1

We are implementing an ethereum payment for our customers and need to decide between deposits to a smart contract or individual customer addresses. What are pros and cons? Is it possible to hide our smart contract's balance if we use it for all payments? Why do some exchanges do not accept payments from smart contracts - is it because of missing customer tracking information?

3

It's different, but only slightly more complicated. Transactions from EOA (externally owned accounts, e.g. private key signs a transaction) have a destination and an amount. The exchange or service can monitor the mempool and see that the transaction is to their address and let you know "hey, we see your transaction, we're waiting for it to be mined and x confirmations to confirm it!".

Transactions from contracts are different though. Transactions from contracts aren't even transactions, they're "message calls". Since all transactions from contracts are started from EOA accounts, message calls from contracts don't show in the mempool and they aren't even included in blocks, only the initial transaction that caused the contract transaction is in the block. This is how payments from contracts would work in practice:

  1. I send a tx to my Multisig contract saying "send 1 ETH to this address"

  2. The Multisig, in the same transaction, sends a message call to the address I told it to with the amount of ETH I told it to send.

Since the transaction that causes the ETH to go to the service isn't actually to the service, it's to the Multisig, the service/exchange can't just monitor for transactions to their address. They'd have to run every transaction they see and see if it sends to their address. Additionally, it's possible that the transactions outcome could change in a future block. Say my Multisig says "if the current block number is odd, never send the ETH", but the exchange tested the transaction on an even block, they would be wrong about getting the ETH if it was mined in an odd block.

At the end of the day, the service/exchange can just ping for changes in their wallets balance instead of trying to listen for transactions to their address, but many just don't want to do this.

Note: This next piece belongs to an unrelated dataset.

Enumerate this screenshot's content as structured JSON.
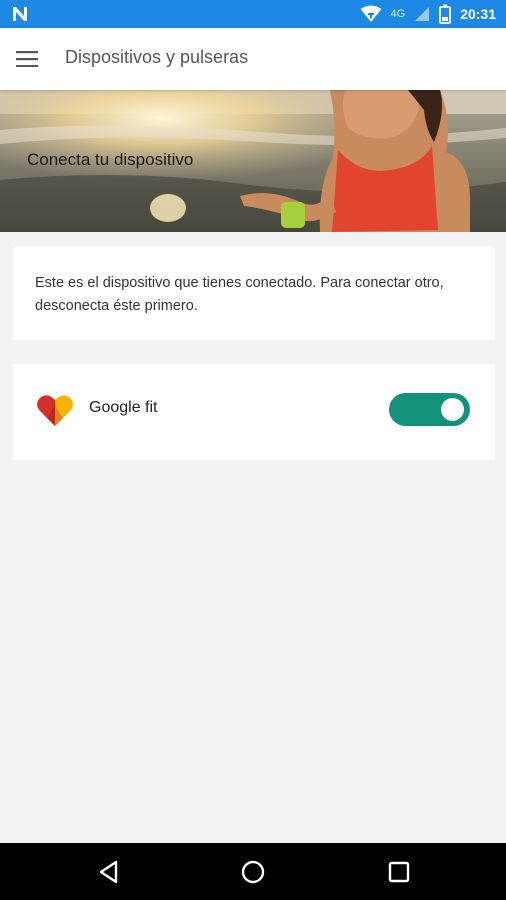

  • thanks, could you please provide more detailed information how to identify which payment came from which customer? If I just monitor my account balance changes - how do I proceed to find out what happened? – jeff Feb 22 '18 at 16:49
  • There are a couple ways. The common way for exchanges is to have separate addresses for every user, and they just generate a new one for each user. They then know who is sending to the service. Another option is your receiving address being a contract that requires some type of identifier be passed to the payable function that is unique per person. – flygoing Feb 22 '18 at 16:59
  • Thanks - that's what I found out so far. In case of a smart contract what are the issues when they send from another smart contract? Is it likely that user's wallet do not support adding the identifier to the transaction data or in case they send from another exchange? – jeff Feb 22 '18 at 17:10
  • If you were to go with the identifier in your smart contract method, then yes, people would be unable to send directly from an exchange since the exchange will have no idea about that identifier. If you want full interoperability, then you'll have to do the 1 address per user and process transfers from both EOA and contracts. – flygoing Feb 22 '18 at 17:18
  • so in case of individual addresses I would need to move funds to a cumulative account because unlike with bitcoin it's unhandy to deal with all those accounts. Is there a best practice for this? – jeff Feb 22 '18 at 17:28

Your Answer

By clicking “Post Your Answer”, you agree to our terms of service, privacy policy and cookie policy

Not the answer you're looking for? Browse other questions tagged or ask your own question.